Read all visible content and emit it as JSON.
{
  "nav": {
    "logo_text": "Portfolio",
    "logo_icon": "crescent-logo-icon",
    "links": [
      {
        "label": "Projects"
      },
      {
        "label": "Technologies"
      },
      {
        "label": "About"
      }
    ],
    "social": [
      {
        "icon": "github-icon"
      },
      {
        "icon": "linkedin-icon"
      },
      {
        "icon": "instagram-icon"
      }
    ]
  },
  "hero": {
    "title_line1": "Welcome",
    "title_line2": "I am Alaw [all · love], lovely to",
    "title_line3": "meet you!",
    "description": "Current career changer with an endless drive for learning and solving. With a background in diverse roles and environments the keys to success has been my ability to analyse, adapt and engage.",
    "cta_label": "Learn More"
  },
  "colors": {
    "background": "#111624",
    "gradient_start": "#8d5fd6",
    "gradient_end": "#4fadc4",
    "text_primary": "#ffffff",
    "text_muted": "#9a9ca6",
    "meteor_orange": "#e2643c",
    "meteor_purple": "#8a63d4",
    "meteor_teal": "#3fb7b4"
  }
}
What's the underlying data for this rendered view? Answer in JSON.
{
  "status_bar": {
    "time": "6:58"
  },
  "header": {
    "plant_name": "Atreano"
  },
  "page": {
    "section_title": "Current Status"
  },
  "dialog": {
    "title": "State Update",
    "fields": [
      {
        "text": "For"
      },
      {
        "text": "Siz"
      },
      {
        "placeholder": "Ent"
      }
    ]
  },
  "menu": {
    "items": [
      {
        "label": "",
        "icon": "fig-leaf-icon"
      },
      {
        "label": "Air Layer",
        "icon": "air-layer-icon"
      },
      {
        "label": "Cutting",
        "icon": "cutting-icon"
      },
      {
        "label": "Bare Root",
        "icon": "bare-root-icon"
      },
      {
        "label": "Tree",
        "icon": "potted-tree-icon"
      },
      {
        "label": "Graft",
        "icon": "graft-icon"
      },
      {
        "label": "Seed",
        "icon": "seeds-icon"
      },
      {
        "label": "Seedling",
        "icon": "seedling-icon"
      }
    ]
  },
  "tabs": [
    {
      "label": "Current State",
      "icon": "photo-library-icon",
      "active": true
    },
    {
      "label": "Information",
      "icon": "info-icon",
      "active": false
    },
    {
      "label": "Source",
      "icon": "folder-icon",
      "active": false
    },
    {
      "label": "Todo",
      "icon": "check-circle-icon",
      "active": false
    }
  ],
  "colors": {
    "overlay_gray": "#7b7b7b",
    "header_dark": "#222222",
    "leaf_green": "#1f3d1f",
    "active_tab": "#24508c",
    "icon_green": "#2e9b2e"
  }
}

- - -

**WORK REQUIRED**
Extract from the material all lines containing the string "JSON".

**FINISHED TASK**
Read all visible content and emit it as JSON.
What's the underlying data for this rendered view? Answer in JSON.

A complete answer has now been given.